----- Provided data -----

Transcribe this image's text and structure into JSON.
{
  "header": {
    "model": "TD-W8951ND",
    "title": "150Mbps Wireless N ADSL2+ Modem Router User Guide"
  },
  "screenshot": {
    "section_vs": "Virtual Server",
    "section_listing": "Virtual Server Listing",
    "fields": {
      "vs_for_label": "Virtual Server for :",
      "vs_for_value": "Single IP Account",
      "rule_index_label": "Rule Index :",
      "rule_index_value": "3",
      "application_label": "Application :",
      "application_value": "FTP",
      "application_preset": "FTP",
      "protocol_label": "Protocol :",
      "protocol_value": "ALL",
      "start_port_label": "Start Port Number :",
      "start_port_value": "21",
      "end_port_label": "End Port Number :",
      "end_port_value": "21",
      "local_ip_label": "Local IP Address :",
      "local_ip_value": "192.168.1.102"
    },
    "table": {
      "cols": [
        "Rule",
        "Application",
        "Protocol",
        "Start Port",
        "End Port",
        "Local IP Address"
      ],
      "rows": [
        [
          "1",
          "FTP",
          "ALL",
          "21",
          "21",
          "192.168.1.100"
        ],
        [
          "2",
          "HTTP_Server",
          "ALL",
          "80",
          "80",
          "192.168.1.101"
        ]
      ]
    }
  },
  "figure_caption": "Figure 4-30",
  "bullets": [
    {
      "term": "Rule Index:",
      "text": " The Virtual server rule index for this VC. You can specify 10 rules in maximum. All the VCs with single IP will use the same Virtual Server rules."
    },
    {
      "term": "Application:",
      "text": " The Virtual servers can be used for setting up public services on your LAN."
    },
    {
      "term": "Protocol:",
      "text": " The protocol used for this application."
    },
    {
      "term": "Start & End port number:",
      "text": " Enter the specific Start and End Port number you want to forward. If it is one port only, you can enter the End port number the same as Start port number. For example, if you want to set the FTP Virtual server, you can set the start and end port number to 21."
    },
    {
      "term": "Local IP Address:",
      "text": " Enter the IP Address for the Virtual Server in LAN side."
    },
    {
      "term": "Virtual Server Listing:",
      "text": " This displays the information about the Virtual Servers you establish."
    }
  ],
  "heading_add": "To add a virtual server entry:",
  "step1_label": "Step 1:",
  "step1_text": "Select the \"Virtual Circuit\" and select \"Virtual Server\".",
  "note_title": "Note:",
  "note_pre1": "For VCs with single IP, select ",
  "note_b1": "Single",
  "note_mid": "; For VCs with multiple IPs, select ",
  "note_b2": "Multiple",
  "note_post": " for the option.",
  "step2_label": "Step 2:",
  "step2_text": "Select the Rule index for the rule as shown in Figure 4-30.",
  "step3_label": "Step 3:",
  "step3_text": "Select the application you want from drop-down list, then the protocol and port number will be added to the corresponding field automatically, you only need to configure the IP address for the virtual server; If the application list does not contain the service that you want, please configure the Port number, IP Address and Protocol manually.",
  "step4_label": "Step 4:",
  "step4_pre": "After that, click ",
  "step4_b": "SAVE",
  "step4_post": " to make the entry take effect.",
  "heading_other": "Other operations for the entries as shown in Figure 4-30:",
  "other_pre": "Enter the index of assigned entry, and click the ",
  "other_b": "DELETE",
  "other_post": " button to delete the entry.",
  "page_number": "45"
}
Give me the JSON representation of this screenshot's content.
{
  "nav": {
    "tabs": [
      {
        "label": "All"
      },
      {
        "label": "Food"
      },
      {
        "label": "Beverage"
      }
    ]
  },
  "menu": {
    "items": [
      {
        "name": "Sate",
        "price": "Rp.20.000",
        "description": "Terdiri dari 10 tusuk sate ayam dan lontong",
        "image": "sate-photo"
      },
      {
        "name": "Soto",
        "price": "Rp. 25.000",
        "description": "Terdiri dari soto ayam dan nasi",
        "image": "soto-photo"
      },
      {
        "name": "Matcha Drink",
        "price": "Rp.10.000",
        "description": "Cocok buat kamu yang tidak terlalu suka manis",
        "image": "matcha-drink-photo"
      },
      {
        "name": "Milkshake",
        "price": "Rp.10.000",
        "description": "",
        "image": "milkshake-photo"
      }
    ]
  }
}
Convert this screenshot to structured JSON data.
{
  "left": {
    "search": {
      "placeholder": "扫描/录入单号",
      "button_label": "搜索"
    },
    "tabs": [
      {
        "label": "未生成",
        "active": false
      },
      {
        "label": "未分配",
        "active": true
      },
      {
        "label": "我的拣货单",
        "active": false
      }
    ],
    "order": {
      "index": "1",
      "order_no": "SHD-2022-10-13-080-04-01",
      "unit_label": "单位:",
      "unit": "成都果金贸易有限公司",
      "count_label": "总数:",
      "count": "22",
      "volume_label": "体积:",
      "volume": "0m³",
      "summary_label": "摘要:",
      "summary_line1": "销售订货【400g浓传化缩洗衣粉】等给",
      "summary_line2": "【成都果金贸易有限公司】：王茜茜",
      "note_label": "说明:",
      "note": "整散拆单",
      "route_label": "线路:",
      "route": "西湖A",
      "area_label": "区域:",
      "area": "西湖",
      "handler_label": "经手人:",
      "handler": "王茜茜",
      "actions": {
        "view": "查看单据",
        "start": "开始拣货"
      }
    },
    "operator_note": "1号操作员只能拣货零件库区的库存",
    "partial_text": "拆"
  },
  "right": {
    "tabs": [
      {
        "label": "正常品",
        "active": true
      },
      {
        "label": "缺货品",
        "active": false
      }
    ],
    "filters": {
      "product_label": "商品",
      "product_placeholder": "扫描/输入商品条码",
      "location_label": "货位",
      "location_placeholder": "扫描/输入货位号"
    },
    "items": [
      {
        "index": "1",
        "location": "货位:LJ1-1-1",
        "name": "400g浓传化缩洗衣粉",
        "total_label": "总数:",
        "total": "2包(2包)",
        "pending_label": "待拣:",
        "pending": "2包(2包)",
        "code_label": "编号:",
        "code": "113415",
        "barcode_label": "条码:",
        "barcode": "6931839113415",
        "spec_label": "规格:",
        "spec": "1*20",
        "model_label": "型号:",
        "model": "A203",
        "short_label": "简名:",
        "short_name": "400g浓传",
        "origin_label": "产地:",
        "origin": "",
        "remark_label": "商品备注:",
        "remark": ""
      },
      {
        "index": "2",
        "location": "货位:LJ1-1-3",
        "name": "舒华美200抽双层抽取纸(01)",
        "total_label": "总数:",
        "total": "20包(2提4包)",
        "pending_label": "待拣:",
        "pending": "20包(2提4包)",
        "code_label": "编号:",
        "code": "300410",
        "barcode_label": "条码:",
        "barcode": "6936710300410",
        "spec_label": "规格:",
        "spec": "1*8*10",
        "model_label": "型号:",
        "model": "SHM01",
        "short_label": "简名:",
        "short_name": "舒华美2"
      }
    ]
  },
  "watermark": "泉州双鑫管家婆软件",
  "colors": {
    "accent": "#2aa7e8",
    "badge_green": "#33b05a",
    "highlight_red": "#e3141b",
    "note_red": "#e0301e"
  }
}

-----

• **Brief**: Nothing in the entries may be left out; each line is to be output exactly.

• **Your response**:
Transcribe this image's text and structure into JSON.
{
  "header": {
    "model": "TD-W8951ND",
    "title": "150Mbps Wireless N ADSL2+ Modem Router User Guide"
  },
  "screenshot": {
    "section_vs": "Virtual Server",
    "section_listing": "Virtual Server Listing",
    "fields": {
      "vs_for_label": "Virtual Server for :",
      "vs_for_value": "Single IP Account",
      "rule_index_label": "Rule Index :",
      "rule_index_value": "3",
      "application_label": "Application :",
      "application_value": "FTP",
      "application_preset": "FTP",
      "protocol_label": "Protocol :",
      "protocol_value": "ALL",
      "start_port_label": "Start Port Number :",
      "start_port_value": "21",
      "end_port_label": "End Port Number :",
      "end_port_value": "21",
      "local_ip_label": "Local IP Address :",
      "local_ip_value": "192.168.1.102"
    },
    "table": {
      "cols": [
        "Rule",
        "Application",
        "Protocol",
        "Start Port",
        "End Port",
        "Local IP Address"
      ],
      "rows": [
        [
          "1",
          "FTP",
          "ALL",
          "21",
          "21",
          "192.168.1.100"
        ],
        [
          "2",
          "HTTP_Server",
          "ALL",
          "80",
          "80",
          "192.168.1.101"
        ]
      ]
    }
  },
  "figure_caption": "Figure 4-30",
  "bullets": [
    {
      "term": "Rule Index:",
      "text": " The Virtual server rule index for this VC. You can specify 10 rules in maximum. All the VCs with single IP will use the same Virtual Server rules."
    },
    {
      "term": "Application:",
      "text": " The Virtual servers can be used for setting up public services on your LAN."
    },
    {
      "term": "Protocol:",
      "text": " The protocol used for this application."
    },
    {
      "term": "Start & End port number:",
      "text": " Enter the specific Start and End Port number you want to forward. If it is one port only, you can enter the End port number the same as Start port number. For example, if you want to set the FTP Virtual server, you can set the start and end port number to 21."
    },
    {
      "term": "Local IP Address:",
      "text": " Enter the IP Address for the Virtual Server in LAN side."
    },
    {
      "term": "Virtual Server Listing:",
      "text": " This displays the information about the Virtual Servers you establish."
    }
  ],
  "heading_add": "To add a virtual server entry:",
  "step1_label": "Step 1:",
  "step1_text": "Select the \"Virtual Circuit\" and select \"Virtual Server\".",
  "note_title": "Note:",
  "note_pre1": "For VCs with single IP, select ",
  "note_b1": "Single",
  "note_mid": "; For VCs with multiple IPs, select ",
  "note_b2": "Multiple",
  "note_post": " for the option.",
  "step2_label": "Step 2:",
  "step2_text": "Select the Rule index for the rule as shown in Figure 4-30.",
  "step3_label": "Step 3:",
  "step3_text": "Select the application you want from drop-down list, then the protocol and port number will be added to the corresponding field automatically, you only need to configure the IP address for the virtual server; If the application list does not contain the service that you want, please configure the Port number, IP Address and Protocol manually.",
  "step4_label": "Step 4:",
  "step4_pre": "After that, click ",
  "step4_b": "SAVE",
  "step4_post": " to make the entry take effect.",
  "heading_other": "Other operations for the entries as shown in Figure 4-30:",
  "other_pre": "Enter the index of assigned entry, and click the ",
  "other_b": "DELETE",
  "other_post": " button to delete the entry.",
  "page_number": "45"
}
Give me the JSON representation of this screenshot's content.
{
  "nav": {
    "tabs": [
      {
        "label": "All"
      },
      {
        "label": "Food"
      },
      {
        "label": "Beverage"
      }
    ]
  },
  "menu": {
    "items": [
      {
        "name": "Sate",
        "price": "Rp.20.000",
        "description": "Terdiri dari 10 tusuk sate ayam dan lontong",
        "image": "sate-photo"
      },
      {
        "name": "Soto",
        "price": "Rp. 25.000",
        "description": "Terdiri dari soto ayam dan nasi",
        "image": "soto-photo"
      },
      {
        "name": "Matcha Drink",
        "price": "Rp.10.000",
        "description": "Cocok buat kamu yang tidak terlalu suka manis",
        "image": "matcha-drink-photo"
      },
      {
        "name": "Milkshake",
        "price": "Rp.10.000",
        "description": "",
        "image": "milkshake-photo"
      }
    ]
  }
}
Convert this screenshot to structured JSON data.
{
  "left": {
    "search": {
      "placeholder": "扫描/录入单号",
      "button_label": "搜索"
    },
    "tabs": [
      {
        "label": "未生成",
        "active": false
      },
      {
        "label": "未分配",
        "active": true
      },
      {
        "label": "我的拣货单",
        "active": false
      }
    ],
    "order": {
      "index": "1",
      "order_no": "SHD-2022-10-13-080-04-01",
      "unit_label": "单位:",
      "unit": "成都果金贸易有限公司",
      "count_label": "总数:",
      "count": "22",
      "volume_label": "体积:",
      "volume": "0m³",
      "summary_label": "摘要:",
      "summary_line1": "销售订货【400g浓传化缩洗衣粉】等给",
      "summary_line2": "【成都果金贸易有限公司】：王茜茜",
      "note_label": "说明:",
      "note": "整散拆单",
      "route_label": "线路:",
      "route": "西湖A",
      "area_label": "区域:",
      "area": "西湖",
      "handler_label": "经手人:",
      "handler": "王茜茜",
      "actions": {
        "view": "查看单据",
        "start": "开始拣货"
      }
    },
    "operator_note": "1号操作员只能拣货零件库区的库存",
    "partial_text": "拆"
  },
  "right": {
    "tabs": [
      {
        "label": "正常品",
        "active": true
      },
      {
        "label": "缺货品",
        "active": false
      }
    ],
    "filters": {
      "product_label": "商品",
      "product_placeholder": "扫描/输入商品条码",
      "location_label": "货位",
      "location_placeholder": "扫描/输入货位号"
    },
    "items": [
      {
        "index": "1",
        "location": "货位:LJ1-1-1",
        "name": "400g浓传化缩洗衣粉",
        "total_label": "总数:",
        "total": "2包(2包)",
        "pending_label": "待拣:",
        "pending": "2包(2包)",
        "code_label": "编号:",
        "code": "113415",
        "barcode_label": "条码:",
        "barcode": "6931839113415",
        "spec_label": "规格:",
        "spec": "1*20",
        "model_label": "型号:",
        "model": "A203",
        "short_label": "简名:",
        "short_name": "400g浓传",
        "origin_label": "产地:",
        "origin": "",
        "remark_label": "商品备注:",
        "remark": ""
      },
      {
        "index": "2",
        "location": "货位:LJ1-1-3",
        "name": "舒华美200抽双层抽取纸(01)",
        "total_label": "总数:",
        "total": "20包(2提4包)",
        "pending_label": "待拣:",
        "pending": "20包(2提4包)",
        "code_label": "编号:",
        "code": "300410",
        "barcode_label": "条码:",
        "barcode": "6936710300410",
        "spec_label": "规格:",
        "spec": "1*8*10",
        "model_label": "型号:",
        "model": "SHM01",
        "short_label": "简名:",
        "short_name": "舒华美2"
      }
    ]
  },
  "watermark": "泉州双鑫管家婆软件",
  "colors": {
    "accent": "#2aa7e8",
    "badge_green": "#33b05a",
    "highlight_red": "#e3141b",
    "note_red": "#e0301e"
  }
}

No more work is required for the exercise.